● **Exercise prompt**
Across the entries below, how many lines have the string "nosetests" in them? Reply with only the number.

● **Data under study**

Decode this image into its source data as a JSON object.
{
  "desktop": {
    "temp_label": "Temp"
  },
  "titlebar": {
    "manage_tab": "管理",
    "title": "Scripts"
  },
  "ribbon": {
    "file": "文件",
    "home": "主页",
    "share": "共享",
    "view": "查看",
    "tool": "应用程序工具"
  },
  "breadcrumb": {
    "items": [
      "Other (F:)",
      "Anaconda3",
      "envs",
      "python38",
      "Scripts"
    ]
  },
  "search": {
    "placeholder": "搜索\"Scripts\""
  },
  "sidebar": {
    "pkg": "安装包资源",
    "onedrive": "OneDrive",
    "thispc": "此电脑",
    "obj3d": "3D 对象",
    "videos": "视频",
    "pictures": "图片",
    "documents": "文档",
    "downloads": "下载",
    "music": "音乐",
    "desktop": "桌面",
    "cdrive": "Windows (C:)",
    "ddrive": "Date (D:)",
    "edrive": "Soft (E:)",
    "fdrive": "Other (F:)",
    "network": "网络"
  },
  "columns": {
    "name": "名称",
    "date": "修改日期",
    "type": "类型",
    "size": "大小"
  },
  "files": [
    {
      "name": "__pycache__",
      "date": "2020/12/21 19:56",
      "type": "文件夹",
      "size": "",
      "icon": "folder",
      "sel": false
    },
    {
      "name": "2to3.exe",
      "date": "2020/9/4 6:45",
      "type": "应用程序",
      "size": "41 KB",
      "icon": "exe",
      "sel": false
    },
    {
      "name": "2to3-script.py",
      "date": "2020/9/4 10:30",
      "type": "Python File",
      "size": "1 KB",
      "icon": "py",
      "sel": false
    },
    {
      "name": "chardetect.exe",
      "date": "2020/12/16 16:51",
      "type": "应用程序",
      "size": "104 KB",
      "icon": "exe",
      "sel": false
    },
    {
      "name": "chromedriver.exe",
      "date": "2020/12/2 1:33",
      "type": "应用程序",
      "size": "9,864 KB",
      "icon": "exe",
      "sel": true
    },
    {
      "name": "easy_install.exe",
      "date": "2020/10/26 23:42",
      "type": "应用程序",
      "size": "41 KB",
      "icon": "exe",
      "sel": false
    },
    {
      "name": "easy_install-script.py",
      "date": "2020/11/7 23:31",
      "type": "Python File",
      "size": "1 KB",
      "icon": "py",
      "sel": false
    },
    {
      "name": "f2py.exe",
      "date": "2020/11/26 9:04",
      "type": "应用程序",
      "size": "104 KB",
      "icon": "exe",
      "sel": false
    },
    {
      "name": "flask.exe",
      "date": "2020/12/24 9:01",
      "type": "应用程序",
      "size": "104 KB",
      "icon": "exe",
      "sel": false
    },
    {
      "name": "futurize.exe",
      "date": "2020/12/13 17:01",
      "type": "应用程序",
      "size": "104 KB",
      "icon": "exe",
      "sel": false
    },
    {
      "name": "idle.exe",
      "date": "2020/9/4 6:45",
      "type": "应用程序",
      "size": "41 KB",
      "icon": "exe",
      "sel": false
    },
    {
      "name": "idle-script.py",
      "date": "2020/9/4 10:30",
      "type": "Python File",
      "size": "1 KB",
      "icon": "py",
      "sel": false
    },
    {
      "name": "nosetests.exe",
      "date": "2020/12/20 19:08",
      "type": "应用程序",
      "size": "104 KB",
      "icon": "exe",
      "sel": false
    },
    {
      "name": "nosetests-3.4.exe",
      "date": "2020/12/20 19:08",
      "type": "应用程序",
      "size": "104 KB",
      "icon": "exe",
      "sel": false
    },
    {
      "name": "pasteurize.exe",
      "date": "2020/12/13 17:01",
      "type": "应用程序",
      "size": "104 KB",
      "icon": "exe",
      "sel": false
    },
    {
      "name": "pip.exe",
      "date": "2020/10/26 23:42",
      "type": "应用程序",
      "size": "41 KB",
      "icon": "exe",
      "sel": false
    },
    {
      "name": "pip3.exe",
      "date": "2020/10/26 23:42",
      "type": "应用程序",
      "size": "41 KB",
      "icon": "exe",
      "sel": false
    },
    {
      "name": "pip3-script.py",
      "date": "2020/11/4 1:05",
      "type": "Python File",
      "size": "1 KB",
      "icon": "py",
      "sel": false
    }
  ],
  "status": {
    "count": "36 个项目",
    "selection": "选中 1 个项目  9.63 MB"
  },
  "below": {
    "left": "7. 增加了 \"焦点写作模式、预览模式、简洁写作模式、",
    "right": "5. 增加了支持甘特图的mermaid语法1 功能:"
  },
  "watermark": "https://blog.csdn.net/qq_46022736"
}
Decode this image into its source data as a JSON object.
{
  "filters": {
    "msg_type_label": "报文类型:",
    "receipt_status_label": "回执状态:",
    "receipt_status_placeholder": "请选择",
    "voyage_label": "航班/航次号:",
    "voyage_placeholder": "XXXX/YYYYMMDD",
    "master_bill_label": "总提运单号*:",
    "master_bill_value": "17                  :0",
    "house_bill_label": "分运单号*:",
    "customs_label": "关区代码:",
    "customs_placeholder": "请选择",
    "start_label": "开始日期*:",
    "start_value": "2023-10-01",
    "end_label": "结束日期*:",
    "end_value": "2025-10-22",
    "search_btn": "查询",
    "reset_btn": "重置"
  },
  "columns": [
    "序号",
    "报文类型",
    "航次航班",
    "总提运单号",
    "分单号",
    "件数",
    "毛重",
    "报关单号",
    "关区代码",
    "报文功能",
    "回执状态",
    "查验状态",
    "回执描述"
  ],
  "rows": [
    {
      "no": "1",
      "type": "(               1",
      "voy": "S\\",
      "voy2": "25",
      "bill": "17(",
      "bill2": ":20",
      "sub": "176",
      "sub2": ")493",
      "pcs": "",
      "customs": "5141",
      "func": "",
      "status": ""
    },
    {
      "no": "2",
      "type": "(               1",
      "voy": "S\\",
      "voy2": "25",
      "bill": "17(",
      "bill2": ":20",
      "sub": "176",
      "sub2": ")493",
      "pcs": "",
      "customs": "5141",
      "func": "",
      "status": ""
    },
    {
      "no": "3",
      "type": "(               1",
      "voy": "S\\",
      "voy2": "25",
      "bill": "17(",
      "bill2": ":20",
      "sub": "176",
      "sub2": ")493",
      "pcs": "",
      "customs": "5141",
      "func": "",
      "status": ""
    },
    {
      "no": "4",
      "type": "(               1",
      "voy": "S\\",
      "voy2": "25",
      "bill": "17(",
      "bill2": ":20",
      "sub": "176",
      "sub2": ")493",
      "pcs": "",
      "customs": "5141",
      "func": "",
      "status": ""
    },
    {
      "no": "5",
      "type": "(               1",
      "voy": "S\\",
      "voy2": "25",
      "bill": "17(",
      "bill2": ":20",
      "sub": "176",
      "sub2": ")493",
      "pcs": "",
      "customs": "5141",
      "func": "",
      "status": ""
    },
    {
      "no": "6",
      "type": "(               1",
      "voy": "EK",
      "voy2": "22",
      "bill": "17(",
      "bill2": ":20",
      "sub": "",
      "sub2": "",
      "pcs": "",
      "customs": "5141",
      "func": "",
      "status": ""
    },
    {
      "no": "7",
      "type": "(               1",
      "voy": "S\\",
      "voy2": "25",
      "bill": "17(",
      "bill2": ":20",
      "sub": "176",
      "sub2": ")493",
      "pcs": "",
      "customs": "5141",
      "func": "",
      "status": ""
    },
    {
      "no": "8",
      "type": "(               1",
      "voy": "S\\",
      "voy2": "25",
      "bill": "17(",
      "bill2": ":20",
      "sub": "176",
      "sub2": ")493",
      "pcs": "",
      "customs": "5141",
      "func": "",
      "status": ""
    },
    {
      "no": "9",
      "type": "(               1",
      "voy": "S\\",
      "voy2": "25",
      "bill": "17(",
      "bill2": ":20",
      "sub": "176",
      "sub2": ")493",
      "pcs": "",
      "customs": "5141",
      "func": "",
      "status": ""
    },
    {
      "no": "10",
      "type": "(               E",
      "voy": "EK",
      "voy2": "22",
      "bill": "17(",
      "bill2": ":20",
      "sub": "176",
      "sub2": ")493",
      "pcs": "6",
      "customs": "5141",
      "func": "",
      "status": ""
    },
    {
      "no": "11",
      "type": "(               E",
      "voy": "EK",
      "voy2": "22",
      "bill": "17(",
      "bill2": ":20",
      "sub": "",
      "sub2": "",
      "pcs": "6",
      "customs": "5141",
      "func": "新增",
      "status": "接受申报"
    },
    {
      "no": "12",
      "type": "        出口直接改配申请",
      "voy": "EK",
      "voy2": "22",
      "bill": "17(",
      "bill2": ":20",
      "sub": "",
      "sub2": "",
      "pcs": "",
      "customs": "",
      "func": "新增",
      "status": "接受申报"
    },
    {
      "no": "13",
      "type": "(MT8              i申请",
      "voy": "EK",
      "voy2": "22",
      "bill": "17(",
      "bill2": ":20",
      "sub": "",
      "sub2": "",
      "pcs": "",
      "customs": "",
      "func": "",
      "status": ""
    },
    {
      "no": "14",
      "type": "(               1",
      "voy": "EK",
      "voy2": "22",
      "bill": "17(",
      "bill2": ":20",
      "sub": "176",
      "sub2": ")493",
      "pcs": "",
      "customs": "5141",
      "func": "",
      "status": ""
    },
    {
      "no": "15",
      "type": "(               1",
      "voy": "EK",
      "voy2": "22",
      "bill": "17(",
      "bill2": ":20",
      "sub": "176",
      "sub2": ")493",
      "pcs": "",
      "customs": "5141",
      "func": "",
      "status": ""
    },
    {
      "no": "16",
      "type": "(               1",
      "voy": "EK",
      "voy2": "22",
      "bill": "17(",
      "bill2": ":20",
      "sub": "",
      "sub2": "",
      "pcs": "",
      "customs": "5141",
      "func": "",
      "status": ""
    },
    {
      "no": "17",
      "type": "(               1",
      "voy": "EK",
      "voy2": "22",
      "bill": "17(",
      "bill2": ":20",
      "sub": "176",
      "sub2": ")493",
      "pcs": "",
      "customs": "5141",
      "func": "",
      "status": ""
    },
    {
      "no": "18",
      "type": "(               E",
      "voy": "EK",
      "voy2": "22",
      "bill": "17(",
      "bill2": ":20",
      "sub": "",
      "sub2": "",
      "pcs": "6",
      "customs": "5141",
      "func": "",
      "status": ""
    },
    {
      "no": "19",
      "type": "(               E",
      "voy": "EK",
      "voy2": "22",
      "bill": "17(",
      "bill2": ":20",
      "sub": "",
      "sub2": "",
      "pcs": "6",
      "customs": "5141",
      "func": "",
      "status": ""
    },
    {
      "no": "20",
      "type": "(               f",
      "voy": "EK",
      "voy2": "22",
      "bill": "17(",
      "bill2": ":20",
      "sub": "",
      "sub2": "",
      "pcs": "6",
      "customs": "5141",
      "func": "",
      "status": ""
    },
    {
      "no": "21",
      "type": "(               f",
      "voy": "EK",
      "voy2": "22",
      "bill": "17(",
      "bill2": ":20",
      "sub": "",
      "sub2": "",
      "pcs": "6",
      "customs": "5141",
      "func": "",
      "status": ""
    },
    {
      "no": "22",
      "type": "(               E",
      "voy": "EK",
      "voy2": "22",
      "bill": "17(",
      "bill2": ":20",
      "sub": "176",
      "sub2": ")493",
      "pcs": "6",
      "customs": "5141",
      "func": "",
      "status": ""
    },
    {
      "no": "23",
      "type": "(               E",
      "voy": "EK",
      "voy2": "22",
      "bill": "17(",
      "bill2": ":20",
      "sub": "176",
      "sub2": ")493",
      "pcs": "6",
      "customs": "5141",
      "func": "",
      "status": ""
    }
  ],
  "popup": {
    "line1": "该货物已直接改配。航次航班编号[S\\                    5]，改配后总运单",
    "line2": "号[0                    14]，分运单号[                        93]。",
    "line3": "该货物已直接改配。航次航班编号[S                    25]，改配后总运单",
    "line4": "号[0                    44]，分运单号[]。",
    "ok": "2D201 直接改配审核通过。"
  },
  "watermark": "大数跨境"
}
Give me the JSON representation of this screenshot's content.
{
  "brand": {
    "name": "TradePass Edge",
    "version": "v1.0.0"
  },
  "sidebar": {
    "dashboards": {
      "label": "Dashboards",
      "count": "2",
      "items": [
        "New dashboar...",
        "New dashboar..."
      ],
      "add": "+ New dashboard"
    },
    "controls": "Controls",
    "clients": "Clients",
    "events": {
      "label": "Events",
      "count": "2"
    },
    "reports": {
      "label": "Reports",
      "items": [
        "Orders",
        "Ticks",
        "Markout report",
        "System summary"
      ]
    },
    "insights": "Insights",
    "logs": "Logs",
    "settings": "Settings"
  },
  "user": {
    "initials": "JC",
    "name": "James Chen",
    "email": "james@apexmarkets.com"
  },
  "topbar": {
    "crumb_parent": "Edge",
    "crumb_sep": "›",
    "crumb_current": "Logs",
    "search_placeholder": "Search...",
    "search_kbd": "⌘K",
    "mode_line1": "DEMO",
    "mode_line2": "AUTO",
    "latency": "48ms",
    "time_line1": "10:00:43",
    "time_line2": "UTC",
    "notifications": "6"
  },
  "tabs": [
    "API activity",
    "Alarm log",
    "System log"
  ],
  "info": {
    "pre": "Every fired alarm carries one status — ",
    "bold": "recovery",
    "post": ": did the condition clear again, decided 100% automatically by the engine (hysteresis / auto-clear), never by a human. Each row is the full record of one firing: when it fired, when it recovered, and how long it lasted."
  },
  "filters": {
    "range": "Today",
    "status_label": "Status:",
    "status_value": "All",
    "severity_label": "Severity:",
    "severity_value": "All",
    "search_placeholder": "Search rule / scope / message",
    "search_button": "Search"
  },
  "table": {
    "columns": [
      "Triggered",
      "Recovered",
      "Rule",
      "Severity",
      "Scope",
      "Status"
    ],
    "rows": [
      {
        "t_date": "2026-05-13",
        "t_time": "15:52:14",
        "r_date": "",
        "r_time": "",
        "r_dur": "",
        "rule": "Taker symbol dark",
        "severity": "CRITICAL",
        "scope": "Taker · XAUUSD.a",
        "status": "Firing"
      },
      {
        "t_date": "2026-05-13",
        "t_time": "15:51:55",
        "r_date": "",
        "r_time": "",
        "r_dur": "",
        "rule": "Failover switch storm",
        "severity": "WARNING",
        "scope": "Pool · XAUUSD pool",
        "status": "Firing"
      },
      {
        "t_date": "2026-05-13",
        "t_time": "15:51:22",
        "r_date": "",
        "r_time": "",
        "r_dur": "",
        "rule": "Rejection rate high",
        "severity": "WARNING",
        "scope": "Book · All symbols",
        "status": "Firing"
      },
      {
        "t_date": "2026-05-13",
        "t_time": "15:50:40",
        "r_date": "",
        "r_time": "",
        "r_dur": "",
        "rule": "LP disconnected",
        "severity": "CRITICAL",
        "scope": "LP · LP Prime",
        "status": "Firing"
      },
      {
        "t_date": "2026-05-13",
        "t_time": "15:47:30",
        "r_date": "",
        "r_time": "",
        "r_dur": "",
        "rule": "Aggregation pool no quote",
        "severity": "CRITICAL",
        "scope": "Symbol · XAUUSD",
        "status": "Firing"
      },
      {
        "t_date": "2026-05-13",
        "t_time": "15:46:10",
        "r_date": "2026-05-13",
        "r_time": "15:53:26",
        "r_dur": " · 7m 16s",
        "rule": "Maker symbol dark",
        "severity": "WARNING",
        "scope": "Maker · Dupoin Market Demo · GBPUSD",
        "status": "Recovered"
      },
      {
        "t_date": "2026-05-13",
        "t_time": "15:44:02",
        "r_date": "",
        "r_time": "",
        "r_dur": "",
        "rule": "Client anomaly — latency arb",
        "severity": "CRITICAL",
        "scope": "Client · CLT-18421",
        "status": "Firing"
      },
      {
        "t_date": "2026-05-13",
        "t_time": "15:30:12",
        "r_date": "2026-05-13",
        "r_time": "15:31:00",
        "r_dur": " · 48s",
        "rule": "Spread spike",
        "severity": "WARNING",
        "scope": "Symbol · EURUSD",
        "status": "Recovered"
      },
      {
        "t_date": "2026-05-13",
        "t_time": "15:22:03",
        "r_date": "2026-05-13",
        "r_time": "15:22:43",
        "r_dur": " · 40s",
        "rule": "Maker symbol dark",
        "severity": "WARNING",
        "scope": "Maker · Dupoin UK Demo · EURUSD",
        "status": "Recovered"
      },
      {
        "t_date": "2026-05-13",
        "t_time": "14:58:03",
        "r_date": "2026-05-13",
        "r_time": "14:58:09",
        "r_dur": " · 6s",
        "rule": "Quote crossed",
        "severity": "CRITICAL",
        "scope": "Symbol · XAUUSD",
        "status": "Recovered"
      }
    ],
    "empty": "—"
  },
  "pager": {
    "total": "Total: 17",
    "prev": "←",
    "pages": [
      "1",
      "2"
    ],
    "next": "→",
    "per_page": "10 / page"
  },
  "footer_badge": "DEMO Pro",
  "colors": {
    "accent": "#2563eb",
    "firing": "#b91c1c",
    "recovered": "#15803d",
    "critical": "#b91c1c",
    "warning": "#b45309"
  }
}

● **The answer**
2